This is 90% of your viewing audience. Even if you have a core of more educated, technically-inclined users, you’re still creating confusion. My first (and second, and many subsequent) exposures to the links caused momentary doubt. Why would I be seeing raw XML? What broke here, me or them? What is this XML good for, anyway? It took a long while before I managed to put the pieces together, and realize that it symbolizes something called RSS (which is inexplicably labelled ‘XML’, about as useful as labelling a desklamp ‘Wires and Glass’).
The worst part is how avoidable this confusion is. A simple page explaining the feeds is all it takes. This site has been using an explanatory page that lists associated feeds for ages. Simple, but necessary.
Still, in the interest of pushing the bar, I’ve taken to some further experimentation. Others like Sam and Anne have been playing around with CSS and various syndication formats. While I’m completely out of my element here, I’ve managed to take Anne’s lead and use a touch of XSL mixed with CSS to actually do something useful with an experimental feed.
Since I believe the XSL must be parsed client-side (so that the RSS can actually be used as RSS, rather than XHTML), this will most likely only work in Gecko-based browsers for the time being. The layout is a simpler version of this site’s current layout; it could go further, and using XSL I could theoretically duplicate everything from the sidebar to the fancy new CSS-based menus. But that’s a lot of work just to create what already exists.
The key to the whole thing is a text explanation in the sidebar:
This is an RSS feed.
So what’s RSS, you may ask? It’s a technology that notifies you when a site is updated, and allows you to read the updated content without viewing the site itself. Think of it like a mailing list for web sites. More reading is available on this site’s RSS resource page.
By styling and providing a reason for this page’s existence, hopefully users will be provided an answer before the question is asked.

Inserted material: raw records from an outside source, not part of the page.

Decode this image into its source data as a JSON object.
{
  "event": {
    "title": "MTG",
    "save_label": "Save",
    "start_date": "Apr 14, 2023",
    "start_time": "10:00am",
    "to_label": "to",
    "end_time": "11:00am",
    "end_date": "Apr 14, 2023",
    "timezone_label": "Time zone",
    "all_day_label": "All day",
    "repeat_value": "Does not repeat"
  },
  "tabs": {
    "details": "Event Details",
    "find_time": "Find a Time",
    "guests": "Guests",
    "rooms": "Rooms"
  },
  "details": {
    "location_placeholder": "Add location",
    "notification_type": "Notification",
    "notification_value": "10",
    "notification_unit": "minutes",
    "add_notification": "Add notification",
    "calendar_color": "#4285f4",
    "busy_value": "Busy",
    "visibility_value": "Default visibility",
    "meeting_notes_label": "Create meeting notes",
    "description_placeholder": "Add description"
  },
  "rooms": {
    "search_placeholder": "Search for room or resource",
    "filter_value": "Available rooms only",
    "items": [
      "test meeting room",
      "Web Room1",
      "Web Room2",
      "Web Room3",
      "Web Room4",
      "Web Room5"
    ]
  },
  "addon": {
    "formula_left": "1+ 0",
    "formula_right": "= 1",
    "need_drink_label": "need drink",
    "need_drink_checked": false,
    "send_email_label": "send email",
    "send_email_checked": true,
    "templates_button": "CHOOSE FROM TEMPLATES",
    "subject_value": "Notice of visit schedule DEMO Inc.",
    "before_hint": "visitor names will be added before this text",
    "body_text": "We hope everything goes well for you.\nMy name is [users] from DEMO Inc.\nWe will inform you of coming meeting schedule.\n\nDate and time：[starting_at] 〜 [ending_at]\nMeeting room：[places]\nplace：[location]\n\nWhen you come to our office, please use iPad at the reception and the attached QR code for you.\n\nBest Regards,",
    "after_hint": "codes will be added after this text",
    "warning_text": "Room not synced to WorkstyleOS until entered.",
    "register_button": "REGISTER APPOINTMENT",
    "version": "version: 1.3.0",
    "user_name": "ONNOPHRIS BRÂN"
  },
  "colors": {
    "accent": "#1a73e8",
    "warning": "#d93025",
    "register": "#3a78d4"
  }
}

Most browsers won’t be able to render this, so it’s not much more than a theoretical glimpse at what could be. The main point in this exercise is the information page, which does help solve the problem now instead of later. But with better browser support, it should be possible to go even further and do something about the raw code dump as well.